------ Record excerpts

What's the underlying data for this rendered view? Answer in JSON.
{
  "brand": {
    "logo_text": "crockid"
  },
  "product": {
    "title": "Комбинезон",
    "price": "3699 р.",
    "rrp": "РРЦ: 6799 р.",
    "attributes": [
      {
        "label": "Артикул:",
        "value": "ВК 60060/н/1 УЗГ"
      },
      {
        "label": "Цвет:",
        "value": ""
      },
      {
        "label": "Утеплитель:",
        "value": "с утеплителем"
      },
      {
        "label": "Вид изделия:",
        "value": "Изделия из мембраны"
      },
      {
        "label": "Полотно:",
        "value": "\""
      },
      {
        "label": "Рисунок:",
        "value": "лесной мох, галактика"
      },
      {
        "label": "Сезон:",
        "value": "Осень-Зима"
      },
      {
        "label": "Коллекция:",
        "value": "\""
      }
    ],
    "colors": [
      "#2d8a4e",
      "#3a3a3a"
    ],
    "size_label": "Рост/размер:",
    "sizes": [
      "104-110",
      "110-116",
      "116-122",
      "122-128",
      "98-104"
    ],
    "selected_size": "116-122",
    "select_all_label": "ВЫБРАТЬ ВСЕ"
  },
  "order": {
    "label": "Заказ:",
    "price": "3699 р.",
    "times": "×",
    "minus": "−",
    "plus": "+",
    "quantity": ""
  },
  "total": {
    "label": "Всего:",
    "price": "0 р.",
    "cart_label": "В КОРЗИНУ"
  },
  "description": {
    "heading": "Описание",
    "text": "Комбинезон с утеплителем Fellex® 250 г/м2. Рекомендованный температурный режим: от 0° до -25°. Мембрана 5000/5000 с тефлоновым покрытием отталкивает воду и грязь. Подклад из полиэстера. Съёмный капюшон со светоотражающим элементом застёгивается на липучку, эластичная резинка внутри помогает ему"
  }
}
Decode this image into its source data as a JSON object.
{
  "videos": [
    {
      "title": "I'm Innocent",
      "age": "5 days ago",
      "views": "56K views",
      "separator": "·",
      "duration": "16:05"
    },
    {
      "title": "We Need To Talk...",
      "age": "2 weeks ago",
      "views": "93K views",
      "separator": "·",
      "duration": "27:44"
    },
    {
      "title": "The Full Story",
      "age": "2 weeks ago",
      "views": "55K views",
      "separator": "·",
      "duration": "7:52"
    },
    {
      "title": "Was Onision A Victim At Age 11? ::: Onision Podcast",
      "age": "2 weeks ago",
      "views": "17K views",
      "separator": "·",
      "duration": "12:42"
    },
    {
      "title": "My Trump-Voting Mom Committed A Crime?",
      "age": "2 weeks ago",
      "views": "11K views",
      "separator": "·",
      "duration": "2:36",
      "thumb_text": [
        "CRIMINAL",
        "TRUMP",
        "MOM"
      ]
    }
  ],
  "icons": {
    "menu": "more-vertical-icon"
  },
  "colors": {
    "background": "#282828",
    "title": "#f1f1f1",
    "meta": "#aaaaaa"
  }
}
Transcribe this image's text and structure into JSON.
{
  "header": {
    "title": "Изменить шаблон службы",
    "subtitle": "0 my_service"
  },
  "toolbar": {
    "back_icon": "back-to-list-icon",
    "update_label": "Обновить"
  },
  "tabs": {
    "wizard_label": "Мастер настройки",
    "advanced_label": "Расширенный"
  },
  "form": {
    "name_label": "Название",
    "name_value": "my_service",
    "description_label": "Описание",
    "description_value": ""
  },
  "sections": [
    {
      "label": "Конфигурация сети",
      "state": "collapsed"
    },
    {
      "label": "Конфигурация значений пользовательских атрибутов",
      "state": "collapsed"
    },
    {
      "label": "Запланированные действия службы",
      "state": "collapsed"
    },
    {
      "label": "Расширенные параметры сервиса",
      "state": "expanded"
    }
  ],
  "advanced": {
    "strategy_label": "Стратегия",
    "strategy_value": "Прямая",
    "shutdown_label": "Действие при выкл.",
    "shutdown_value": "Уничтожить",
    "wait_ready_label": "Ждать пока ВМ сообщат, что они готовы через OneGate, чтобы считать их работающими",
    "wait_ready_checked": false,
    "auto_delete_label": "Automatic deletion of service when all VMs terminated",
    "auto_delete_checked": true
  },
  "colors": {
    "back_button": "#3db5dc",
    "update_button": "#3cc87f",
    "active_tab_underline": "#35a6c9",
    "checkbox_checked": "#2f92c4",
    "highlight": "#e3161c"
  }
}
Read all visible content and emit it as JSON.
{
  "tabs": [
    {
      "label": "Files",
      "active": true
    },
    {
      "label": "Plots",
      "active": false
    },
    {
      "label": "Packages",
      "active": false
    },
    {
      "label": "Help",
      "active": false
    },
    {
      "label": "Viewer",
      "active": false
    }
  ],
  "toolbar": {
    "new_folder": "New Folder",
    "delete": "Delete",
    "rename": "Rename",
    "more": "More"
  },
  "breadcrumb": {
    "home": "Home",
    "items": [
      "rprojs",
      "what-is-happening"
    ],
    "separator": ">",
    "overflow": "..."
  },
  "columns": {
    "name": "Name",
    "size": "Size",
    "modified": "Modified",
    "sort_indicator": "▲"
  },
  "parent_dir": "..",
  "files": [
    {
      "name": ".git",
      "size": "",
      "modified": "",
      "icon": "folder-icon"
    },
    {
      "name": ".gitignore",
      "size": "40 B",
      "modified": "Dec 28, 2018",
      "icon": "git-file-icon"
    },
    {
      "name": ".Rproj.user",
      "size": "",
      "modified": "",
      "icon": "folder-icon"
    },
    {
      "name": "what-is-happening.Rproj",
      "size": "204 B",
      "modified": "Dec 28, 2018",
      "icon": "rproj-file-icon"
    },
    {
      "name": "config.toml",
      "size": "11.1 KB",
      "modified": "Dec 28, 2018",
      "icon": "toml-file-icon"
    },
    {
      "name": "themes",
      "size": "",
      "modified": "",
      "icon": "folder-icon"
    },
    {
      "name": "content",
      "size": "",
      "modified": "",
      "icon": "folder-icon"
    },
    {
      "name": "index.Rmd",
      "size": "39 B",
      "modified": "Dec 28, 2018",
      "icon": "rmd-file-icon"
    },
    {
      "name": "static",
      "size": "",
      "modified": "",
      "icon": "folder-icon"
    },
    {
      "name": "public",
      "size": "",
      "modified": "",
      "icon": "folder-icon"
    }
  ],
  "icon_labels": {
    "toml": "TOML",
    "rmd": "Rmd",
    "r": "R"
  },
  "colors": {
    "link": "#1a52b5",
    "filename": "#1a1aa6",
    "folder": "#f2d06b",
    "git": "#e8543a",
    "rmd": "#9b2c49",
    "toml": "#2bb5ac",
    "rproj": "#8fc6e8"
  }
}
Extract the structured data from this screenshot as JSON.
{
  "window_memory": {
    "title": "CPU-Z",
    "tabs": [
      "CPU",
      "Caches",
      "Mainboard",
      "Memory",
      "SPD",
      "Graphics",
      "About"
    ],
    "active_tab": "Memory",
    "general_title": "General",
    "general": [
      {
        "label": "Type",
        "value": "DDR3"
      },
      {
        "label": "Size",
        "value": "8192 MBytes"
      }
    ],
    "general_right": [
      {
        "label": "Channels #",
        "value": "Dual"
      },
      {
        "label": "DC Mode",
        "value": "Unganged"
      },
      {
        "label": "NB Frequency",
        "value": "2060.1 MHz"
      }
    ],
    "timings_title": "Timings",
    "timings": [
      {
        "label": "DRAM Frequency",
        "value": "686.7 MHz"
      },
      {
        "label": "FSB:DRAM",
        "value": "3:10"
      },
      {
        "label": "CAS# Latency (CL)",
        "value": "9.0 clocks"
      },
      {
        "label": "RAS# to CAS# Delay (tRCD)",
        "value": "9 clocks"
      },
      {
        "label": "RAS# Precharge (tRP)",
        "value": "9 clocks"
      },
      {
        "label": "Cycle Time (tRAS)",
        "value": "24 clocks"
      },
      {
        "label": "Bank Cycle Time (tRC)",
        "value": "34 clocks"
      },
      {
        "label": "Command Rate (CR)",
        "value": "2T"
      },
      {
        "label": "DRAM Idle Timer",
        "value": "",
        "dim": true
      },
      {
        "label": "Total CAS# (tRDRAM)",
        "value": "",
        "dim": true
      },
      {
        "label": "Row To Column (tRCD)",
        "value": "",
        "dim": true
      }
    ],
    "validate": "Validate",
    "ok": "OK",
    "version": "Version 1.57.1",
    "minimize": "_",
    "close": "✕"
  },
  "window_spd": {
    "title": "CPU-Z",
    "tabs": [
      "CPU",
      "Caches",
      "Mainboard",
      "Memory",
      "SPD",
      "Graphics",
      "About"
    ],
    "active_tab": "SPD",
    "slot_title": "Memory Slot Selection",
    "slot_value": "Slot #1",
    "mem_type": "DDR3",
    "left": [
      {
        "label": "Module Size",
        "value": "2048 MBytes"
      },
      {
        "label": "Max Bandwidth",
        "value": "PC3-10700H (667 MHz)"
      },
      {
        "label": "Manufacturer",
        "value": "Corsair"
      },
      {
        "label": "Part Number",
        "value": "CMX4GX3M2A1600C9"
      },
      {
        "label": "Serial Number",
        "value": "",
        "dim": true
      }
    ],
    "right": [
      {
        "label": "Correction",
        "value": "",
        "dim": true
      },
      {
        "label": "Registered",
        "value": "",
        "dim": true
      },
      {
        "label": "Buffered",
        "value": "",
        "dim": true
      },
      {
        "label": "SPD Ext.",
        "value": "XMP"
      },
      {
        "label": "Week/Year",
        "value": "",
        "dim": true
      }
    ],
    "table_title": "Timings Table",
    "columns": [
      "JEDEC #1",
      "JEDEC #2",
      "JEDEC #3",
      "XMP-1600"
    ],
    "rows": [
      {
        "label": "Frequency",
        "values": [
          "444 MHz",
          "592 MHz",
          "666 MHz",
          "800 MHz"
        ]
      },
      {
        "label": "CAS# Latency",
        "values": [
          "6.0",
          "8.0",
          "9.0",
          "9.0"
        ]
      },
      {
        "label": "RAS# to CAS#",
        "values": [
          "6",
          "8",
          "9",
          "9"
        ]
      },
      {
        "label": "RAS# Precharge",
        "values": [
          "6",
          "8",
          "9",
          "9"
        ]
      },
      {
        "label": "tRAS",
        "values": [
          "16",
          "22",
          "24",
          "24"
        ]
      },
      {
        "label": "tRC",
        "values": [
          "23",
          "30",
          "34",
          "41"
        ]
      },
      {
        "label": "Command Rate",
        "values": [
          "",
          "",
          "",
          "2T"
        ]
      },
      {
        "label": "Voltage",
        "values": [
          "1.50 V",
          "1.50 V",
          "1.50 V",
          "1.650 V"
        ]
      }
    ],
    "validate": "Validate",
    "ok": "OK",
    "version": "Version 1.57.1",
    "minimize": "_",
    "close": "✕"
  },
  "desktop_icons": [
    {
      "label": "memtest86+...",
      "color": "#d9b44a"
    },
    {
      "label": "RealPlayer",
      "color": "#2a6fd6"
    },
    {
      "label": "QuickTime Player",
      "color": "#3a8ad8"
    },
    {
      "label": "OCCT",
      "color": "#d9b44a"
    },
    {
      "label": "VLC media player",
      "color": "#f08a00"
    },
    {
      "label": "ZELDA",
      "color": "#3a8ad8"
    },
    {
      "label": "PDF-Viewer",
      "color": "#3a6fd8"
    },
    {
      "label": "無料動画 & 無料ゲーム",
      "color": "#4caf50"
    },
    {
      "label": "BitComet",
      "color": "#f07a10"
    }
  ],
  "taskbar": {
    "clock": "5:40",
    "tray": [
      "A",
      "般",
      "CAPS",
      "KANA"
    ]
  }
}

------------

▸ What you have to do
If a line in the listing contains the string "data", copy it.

▸ Exercise answer
What's the underlying data for this rendered view? Answer in JSON.
Decode this image into its source data as a JSON object.
Extract the structured data from this screenshot as JSON.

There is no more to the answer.